Legal experts are closely watching the case of Roman Pino v. Bank of New York Mellon currently being reviewed by the State Supreme Court in Florida.
The case revolves around the issue of fraudulent documents used in foreclosure lawsuits. Roman Pino contends that the mortgage assignment involved in his case was fraudulent, and that therefore his mortgage should be considered unenforceable.
The case is not an isolated incident. During the height of the real estate boom, hundreds of thousands of documents were signed either by poorly paid, unskilled workers or automatic devices without first being checked for accuracy. The widespread abuses soon came to be known as the “robo-signing” scandal.
Banks and other mortgage holders often try to solve the problem by filing a motion to voluntarily dismiss the foreclosure and then re-file at a later date once the documentation has been brought up to par.
If New York Mellon loses the case, it would be prohibited from doing this, and the ruling could have wide repercussions for other lenders. Potentially thousands of mortgages would no longer be enforceable—a great boon for the homeowners but disastrous for the banks.
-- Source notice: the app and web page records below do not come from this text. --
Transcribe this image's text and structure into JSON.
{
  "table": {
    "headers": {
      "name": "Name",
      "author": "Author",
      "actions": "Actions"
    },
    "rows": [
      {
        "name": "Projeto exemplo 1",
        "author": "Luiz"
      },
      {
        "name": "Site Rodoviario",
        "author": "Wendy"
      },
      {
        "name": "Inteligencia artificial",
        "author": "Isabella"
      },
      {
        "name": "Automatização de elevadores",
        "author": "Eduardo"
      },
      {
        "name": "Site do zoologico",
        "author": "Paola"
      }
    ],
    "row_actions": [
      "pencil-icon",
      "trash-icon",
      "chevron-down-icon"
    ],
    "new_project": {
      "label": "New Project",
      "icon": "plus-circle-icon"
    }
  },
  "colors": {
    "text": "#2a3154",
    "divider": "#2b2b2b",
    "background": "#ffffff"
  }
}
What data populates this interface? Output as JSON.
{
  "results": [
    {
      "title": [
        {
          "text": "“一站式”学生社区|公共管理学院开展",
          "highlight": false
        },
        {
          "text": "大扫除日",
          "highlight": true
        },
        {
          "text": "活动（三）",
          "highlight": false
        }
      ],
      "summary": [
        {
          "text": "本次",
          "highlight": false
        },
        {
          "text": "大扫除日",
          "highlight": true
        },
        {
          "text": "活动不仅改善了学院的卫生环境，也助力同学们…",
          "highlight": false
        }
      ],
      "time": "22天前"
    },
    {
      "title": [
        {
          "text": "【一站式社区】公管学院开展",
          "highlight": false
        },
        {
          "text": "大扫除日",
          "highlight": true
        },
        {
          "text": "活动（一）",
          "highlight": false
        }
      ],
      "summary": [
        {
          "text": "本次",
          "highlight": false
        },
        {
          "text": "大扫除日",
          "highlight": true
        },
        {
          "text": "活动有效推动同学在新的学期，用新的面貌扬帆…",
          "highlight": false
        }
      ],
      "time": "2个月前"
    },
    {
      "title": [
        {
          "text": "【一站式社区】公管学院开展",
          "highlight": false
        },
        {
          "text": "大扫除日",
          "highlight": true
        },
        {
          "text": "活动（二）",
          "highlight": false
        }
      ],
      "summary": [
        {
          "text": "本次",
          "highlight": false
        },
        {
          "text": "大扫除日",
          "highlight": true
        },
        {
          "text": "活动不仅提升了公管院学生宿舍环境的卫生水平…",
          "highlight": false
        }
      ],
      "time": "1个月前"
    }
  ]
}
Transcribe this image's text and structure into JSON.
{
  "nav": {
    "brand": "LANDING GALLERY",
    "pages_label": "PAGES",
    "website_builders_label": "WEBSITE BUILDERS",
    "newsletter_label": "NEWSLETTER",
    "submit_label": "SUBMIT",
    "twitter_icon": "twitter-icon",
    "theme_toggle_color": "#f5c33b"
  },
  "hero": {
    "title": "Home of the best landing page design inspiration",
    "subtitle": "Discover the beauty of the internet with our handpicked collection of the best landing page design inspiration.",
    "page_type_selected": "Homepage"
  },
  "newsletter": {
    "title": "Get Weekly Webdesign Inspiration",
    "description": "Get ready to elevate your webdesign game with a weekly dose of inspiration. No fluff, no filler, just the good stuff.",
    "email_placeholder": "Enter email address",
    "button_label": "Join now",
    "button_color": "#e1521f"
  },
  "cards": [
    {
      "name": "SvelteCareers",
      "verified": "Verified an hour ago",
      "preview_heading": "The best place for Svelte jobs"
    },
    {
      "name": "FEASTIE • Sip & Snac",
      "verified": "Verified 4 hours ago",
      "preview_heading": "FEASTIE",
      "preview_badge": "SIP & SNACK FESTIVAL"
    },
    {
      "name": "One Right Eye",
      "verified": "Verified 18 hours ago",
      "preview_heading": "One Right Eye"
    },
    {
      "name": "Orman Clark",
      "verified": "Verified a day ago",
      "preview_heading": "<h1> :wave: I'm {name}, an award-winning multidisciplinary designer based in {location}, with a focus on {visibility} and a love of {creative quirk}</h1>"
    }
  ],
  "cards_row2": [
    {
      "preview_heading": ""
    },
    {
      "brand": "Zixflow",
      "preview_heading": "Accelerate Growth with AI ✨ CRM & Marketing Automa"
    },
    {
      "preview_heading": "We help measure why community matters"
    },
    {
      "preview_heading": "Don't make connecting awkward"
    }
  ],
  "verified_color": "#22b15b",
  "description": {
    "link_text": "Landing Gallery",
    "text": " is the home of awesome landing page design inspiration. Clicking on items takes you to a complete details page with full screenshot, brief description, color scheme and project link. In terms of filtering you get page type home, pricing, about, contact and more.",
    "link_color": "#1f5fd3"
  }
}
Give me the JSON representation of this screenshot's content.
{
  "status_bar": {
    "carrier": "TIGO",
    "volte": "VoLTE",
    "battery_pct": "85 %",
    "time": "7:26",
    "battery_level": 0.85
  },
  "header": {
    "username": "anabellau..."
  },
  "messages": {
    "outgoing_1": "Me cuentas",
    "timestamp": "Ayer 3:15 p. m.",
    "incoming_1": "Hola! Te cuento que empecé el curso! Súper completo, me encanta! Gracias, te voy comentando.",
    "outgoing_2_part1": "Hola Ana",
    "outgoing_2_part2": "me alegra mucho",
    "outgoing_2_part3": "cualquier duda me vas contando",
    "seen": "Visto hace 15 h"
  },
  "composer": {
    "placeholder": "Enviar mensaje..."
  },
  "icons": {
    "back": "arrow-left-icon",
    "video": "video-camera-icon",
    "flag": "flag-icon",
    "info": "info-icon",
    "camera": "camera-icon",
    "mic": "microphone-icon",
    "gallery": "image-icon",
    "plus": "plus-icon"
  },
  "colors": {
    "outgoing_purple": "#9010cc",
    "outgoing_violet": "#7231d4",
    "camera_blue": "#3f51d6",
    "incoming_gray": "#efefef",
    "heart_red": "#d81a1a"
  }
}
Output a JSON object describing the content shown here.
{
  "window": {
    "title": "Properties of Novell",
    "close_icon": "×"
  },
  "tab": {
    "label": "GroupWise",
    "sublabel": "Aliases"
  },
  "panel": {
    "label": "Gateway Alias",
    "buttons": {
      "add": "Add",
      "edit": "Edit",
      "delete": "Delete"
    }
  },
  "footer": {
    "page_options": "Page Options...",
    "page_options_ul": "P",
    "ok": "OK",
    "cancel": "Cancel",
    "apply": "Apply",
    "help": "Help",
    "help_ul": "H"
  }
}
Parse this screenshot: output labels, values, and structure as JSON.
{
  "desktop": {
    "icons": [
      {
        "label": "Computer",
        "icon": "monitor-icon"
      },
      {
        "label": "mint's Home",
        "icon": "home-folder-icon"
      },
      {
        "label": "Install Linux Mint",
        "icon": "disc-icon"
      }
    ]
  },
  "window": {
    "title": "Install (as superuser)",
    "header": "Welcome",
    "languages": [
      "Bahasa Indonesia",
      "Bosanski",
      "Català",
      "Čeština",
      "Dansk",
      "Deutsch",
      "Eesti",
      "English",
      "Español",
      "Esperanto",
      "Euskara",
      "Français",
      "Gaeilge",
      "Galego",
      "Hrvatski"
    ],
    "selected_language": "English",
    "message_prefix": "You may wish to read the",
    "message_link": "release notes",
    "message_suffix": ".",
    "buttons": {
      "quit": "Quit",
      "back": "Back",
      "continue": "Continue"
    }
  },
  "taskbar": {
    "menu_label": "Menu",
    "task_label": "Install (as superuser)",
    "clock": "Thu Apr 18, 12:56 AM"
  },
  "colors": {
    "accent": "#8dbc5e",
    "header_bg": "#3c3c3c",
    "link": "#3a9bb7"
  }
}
The decision, incidentally, won’t affect Mr. Pino, since he has already settled confidentially with the bank and has been able to keep his home. Other homeowners, however, and many in the lending industry may stand to win or lose millions of dollars depending on the outcome.